Gov. Kemp says there are enough coronavirus tests and urges all Georgians to take one

ATLANTA — Gov. Brian Kemp announced Thursday afternoon that all Georgians can get tested for coronavirus if they want, even if they’re showing no symptoms of the virus.

This comes as every county in the state is now reporting confirmed cases of COVID-19.

Kemp focused the news conference primarily on the increase in testing he’s seen across the state, doubling, he said, to 217,000 tests.

“As you all know, these are unprecedented times,” Kemp said. "I'm proud to report that we are seeing record highs in testing.”

He encourages all Georgians, whether symptomatic of COVID-19 or not, to go and get tested.


“Right now, we have more than 60 testing sites with more supply than demand,” Kemp said.

He also talked about efforts to form a new task force among community leaders in Gainesville to slow the spread of the hot spot there.

Kemp also reiterated that if the numbers start going back up drastically, he’ll consider shutting the state down again.

“If we see the numbers turn in a different direction than we like to see, then we’ll take further action,” Kemp said.

The Democratic Party of Georgia took to social networking to express their anger over the way the state has handled the pandemic, especially within the African American community, which has a higher percentage of confirmed cases than their percentage of the total population of Georgia.

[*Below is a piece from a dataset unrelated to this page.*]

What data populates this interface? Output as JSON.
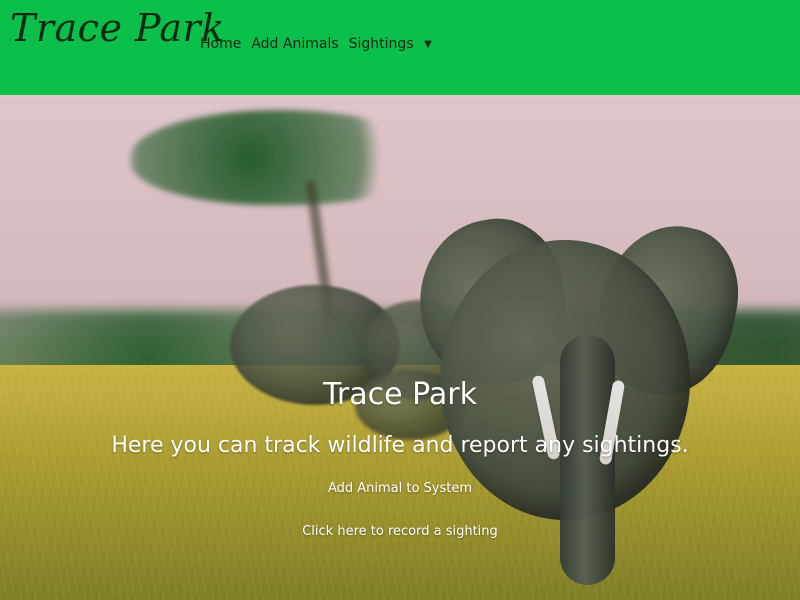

“Our people are most likely to have underlying health problems that we know make this disease worse. And we’re most likely to work in industries with the greater risk of exposure like health care workers, like care workers in nursing homes,” said Kim Schofield, with the Democratic Party of Georgia.

Kemp said now is a time to come together as Georgians to make sure cases everyone stays healthy.

"We may not agree on certain policies or belong to the same political party, but we all want the same things: a state where families are healthy, businesses are thriving, communities are flourishing and people are optimistic about tomorrow,” Kemp said. “We want a Georgia where your ZIP code doesn’t define your potential, where opportunity exists for all hardworking Georgians. Now, more than ever, we need to put our differences aside and put Georgians first.”